Start of Data section

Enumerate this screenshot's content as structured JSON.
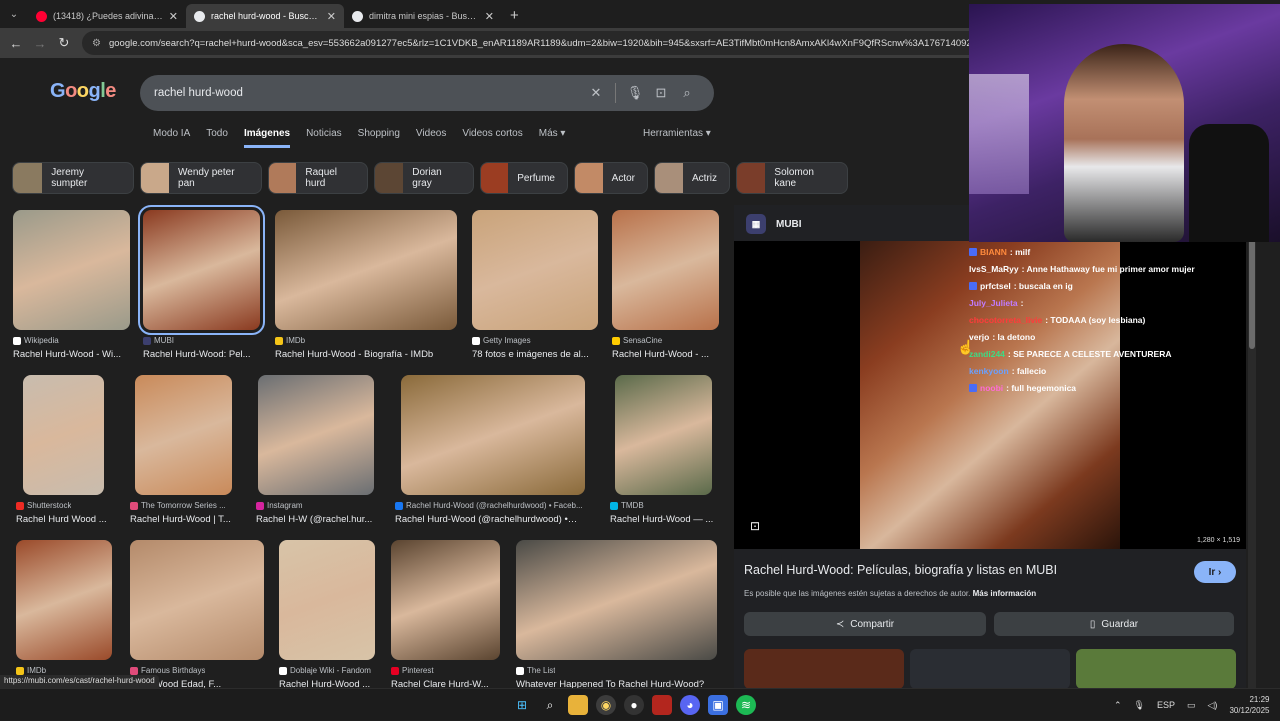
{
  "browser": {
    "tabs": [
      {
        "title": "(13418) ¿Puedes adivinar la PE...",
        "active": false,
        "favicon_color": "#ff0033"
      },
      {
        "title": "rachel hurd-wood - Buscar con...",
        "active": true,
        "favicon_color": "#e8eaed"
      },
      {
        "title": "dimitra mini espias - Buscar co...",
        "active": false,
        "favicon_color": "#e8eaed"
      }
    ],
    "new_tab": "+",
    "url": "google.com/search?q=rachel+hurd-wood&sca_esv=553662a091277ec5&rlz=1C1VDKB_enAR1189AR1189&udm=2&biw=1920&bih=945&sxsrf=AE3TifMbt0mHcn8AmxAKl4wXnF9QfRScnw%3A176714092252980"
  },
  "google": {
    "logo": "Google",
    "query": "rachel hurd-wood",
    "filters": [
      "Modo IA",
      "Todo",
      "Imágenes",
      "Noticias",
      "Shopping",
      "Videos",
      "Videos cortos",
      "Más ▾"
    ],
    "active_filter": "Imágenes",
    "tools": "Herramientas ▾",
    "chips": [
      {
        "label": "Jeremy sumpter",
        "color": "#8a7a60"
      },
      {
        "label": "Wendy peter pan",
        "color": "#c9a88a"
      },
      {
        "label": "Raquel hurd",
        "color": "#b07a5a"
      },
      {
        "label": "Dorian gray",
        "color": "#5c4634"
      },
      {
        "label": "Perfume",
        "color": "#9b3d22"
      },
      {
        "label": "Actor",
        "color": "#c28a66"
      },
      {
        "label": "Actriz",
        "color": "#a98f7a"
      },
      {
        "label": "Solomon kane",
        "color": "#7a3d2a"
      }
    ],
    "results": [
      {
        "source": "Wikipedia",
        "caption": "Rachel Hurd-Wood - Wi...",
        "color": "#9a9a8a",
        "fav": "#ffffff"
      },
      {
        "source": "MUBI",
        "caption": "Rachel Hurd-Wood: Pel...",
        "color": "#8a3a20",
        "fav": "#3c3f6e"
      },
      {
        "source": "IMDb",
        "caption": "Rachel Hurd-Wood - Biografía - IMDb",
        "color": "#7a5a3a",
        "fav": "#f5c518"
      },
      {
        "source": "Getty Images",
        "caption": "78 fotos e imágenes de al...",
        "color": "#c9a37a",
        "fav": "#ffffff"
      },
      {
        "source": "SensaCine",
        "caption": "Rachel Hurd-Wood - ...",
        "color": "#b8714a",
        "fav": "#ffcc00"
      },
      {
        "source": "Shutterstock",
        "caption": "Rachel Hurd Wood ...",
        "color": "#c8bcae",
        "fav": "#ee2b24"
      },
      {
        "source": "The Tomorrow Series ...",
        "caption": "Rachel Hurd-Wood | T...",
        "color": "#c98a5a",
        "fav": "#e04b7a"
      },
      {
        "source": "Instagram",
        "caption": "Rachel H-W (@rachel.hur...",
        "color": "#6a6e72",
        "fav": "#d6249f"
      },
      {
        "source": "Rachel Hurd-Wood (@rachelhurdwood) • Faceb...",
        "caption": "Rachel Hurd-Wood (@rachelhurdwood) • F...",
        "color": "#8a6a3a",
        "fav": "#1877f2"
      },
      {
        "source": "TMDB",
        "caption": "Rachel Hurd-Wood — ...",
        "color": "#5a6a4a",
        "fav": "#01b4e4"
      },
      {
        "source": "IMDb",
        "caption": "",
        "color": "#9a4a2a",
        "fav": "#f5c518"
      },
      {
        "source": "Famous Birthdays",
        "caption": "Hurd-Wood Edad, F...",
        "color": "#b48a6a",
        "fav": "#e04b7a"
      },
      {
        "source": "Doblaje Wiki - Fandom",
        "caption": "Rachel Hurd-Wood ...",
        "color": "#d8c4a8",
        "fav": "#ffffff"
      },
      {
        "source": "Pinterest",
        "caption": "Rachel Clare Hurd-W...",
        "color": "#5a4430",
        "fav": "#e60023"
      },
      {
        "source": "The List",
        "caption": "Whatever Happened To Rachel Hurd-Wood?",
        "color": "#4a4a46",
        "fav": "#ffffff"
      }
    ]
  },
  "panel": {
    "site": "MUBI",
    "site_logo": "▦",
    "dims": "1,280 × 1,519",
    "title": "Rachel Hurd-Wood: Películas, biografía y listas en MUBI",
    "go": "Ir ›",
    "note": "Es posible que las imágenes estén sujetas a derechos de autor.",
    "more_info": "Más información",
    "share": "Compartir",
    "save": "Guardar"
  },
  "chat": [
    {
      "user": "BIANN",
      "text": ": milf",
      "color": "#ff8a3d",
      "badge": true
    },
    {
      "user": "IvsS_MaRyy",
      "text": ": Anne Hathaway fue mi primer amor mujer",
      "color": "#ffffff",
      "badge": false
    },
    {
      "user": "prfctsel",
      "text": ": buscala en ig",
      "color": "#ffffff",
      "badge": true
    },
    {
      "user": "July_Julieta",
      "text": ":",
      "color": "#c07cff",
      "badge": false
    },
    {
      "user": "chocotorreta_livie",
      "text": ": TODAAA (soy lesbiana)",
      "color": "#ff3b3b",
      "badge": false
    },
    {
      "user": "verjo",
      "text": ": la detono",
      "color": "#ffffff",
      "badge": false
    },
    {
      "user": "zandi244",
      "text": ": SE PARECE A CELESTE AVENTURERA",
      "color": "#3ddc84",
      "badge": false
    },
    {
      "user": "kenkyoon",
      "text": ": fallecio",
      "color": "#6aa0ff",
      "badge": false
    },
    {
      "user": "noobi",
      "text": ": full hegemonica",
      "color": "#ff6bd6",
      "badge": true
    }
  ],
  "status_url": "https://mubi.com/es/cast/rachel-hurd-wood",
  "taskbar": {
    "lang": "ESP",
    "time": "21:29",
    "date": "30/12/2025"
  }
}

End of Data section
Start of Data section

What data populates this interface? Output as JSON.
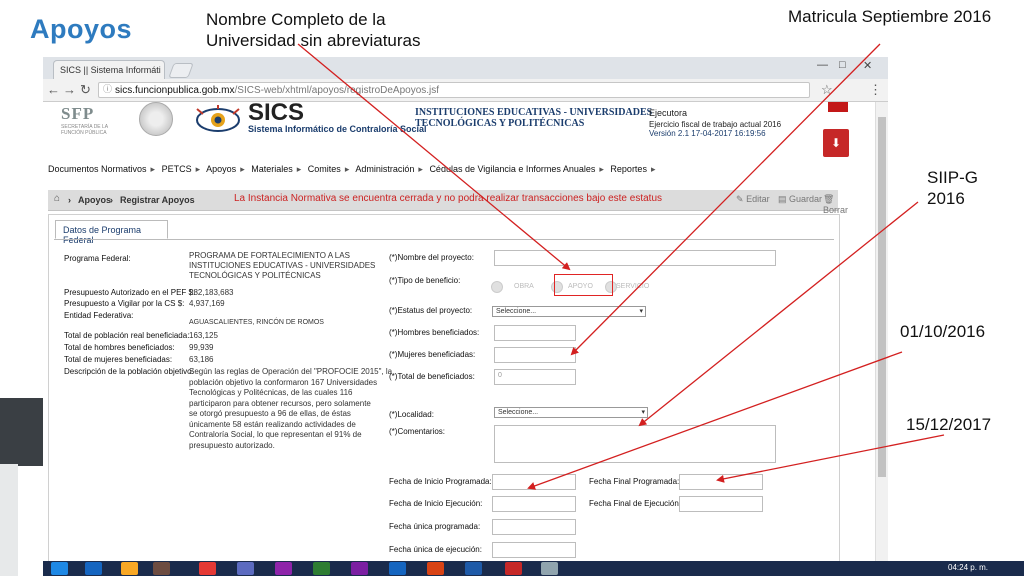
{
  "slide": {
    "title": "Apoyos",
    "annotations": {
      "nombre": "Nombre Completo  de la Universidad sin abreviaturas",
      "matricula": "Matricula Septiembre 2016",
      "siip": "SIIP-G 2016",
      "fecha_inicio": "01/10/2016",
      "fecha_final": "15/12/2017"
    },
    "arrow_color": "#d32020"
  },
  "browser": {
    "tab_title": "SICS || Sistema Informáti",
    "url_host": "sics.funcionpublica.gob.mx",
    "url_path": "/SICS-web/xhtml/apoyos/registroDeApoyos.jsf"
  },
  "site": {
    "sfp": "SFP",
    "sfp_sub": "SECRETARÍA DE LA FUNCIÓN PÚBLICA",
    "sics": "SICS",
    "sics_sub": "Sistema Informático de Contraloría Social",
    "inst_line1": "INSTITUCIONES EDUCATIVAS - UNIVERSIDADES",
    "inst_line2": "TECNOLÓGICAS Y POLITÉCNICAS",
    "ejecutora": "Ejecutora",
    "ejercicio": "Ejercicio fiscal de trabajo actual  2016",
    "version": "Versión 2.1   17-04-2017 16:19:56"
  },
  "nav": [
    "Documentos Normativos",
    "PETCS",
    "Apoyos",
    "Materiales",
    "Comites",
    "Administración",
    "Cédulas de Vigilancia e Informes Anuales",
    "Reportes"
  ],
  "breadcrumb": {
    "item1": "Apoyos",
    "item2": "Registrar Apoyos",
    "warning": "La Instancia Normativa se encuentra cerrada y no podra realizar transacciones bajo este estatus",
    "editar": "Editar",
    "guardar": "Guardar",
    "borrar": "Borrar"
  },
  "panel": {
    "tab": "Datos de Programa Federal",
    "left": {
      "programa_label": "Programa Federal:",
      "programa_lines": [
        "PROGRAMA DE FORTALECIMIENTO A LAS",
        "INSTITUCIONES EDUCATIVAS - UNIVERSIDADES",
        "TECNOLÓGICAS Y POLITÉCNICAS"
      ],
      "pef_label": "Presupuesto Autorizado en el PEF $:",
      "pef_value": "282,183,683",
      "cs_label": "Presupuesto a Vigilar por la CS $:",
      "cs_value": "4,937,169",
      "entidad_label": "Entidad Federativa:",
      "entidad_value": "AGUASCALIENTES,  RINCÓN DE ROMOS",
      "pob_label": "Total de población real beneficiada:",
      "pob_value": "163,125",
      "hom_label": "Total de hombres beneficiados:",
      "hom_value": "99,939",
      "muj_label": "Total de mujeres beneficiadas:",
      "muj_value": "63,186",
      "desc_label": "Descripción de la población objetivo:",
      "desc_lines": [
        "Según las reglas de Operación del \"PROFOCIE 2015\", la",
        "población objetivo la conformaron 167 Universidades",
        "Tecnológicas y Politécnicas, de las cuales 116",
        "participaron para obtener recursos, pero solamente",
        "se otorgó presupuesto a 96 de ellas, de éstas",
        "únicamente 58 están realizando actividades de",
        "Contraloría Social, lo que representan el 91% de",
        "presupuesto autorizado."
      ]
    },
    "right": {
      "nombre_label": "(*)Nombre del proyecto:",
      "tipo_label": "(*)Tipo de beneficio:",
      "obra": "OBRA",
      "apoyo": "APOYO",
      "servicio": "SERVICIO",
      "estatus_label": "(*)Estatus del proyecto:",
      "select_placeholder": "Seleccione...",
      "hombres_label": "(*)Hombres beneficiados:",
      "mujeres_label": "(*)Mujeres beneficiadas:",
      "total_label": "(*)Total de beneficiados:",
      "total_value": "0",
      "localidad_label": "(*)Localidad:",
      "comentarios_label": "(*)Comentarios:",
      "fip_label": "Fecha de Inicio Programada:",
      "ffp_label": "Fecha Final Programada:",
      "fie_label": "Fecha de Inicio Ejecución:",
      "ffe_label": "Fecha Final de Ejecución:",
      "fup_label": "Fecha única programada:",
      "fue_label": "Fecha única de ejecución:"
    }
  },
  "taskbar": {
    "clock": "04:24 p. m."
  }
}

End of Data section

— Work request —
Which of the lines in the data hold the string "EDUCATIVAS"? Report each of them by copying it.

— Expected output —
    "inst_line1": "INSTITUCIONES EDUCATIVAS - UNIVERSIDADES",
        "INSTITUCIONES EDUCATIVAS - UNIVERSIDADES",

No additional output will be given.